Researchers say bodies within the tomb have ties with the ancient Egyptian military Reuters.

An Egyptian tomb dating back 3,300 years has revealed multiple chambers and given an insight into the lives of the ancient elite.

The newly excavated tomb, found at the site of Abydos, shows evidence of a pyramid entrance which would have measured 23 ft high. It contains a vaulted antichamber and two burial chambers, that would have been below ground.

Archaeologists found the disarticulated human skeletal remains of three to four men, 10 to 12 women and around two children in the structure. It is believed the tomb was ransacked at least twice in antiquity.

Kevin Cahail, a doctoral student at the University of Pennsylvania, who led the excavations, told Live Science: "Originally, all you probably would have seen would have been the pyramid and maybe a little wall around the structure just to enclose everything."

He added that the pyramid itself would likely to have had a small, mortuary chapel within it, that may have held a statue or stela (an ancient tombstone) "giving the names and titles of the individuals buried underneath".

Bodies found

No mummified body was discovered within the sarcophagus, which researchers believe was created for a scribe named Horemheb. The coffin is incribed with the images of several Egyptian gods, amongst hieroglyphic inscriptions recording spells from the Book of the Dead, an ancient funerary text. There was no mummifed corpse inside the sarcophagus.

Human remains survived the ransacking, however. Archaeologists found disarticulated skeletal remains from three to four men, 10 to 12 women and at least two children in the tomb.

The number of female bodies suggest the men could have had multiple wives.

Military elite

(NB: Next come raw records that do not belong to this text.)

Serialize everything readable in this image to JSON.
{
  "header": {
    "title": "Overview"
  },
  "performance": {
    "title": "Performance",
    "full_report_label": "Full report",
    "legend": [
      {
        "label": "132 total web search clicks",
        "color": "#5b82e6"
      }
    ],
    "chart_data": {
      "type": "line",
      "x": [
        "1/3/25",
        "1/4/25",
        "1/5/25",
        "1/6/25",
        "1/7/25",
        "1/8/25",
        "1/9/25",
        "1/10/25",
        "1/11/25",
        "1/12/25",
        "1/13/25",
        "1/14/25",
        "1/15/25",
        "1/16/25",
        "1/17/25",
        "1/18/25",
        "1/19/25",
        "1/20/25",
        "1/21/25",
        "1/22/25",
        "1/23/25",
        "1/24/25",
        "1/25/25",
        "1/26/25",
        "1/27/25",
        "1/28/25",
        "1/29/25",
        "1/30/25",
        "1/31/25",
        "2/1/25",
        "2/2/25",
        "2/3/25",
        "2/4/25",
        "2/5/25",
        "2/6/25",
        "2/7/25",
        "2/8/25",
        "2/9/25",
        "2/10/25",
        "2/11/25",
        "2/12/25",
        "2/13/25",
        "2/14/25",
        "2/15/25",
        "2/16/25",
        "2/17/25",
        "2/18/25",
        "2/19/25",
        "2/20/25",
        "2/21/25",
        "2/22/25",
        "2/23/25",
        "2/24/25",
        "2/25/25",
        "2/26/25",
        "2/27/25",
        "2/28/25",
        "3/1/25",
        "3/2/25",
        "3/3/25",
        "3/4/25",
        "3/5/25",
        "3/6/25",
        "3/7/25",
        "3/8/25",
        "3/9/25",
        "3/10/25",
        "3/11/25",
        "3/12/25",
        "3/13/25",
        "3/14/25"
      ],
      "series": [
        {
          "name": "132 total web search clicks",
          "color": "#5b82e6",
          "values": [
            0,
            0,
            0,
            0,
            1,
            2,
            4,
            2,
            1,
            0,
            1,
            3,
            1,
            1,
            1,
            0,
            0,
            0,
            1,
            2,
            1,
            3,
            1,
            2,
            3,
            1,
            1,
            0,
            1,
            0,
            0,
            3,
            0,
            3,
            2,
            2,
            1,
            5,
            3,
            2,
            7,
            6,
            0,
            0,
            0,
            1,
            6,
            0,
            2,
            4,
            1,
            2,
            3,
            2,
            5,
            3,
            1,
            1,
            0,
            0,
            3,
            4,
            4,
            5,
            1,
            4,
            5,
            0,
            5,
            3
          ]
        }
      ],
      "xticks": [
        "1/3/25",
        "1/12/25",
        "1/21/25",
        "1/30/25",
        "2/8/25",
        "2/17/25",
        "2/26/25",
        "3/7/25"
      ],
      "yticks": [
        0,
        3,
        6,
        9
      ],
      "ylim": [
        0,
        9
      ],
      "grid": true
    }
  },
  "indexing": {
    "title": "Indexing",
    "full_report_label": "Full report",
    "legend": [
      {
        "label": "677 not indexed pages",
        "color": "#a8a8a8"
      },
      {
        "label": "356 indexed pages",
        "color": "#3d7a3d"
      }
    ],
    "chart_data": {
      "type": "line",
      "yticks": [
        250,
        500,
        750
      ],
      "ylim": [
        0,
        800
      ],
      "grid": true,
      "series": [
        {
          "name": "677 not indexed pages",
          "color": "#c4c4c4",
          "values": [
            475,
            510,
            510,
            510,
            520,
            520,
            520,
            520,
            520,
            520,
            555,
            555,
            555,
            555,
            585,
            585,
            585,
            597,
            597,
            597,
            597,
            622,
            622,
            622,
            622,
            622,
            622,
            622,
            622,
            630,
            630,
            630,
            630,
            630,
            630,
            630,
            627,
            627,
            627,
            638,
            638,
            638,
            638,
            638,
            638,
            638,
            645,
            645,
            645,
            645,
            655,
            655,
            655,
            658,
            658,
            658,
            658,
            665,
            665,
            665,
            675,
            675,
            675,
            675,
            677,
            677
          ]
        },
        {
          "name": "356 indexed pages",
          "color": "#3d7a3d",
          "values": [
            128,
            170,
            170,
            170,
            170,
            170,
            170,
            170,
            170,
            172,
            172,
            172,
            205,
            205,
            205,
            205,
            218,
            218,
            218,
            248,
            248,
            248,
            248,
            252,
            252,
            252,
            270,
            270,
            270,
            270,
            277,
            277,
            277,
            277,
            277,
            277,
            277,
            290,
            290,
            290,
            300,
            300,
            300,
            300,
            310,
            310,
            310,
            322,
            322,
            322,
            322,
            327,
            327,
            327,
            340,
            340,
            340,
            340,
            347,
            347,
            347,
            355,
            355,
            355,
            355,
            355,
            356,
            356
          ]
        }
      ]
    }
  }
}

The elaborate tomb has led researchers to believe Horemheb's family had military ties, which enabled them to afford such luxuries. One of the burial chambers, although missing a sarcophagus, contains shabti figurines that were crafted to do the work of the deceased in the afterlife.

Writing on the figurines say that they are for the "Overseer of the Stable, Ramesu" - which appears to be a military title. Cahail said Ramesu may be the father or older brother of Horemheb.

He pointed out that both Horemheb and Ramesu share names with two military leaders, who were alive at the same time. Cahail said: "They could actually be amulating their names on these very powerful individuals that eventually became pharoah, or they could have just been names that were common at the time."

Heavy hearts

A heart amulet carved out of red and green jasper was discovered in the tomb. The purpose of the item, according to archaeologists, was to tell the heart of the deceased not to lie.

The ancient Egyptians believed that their hearts would be put on a scale on weighted against a feather representing ma-at, an Egyptian concept involvign truth and justice. According to Guardian Liberty Voice: "If the heart was as light or lighter than the feather, the individual would be able to pass through and be reborn again with the rising sun."

The site of Abydos became a centre for the worshop of the god of the underworld, Osiris. As reported by the Tech Times, an annual procession was held between a temple to the god in the city and a tomb, which was believed to belong to the deity.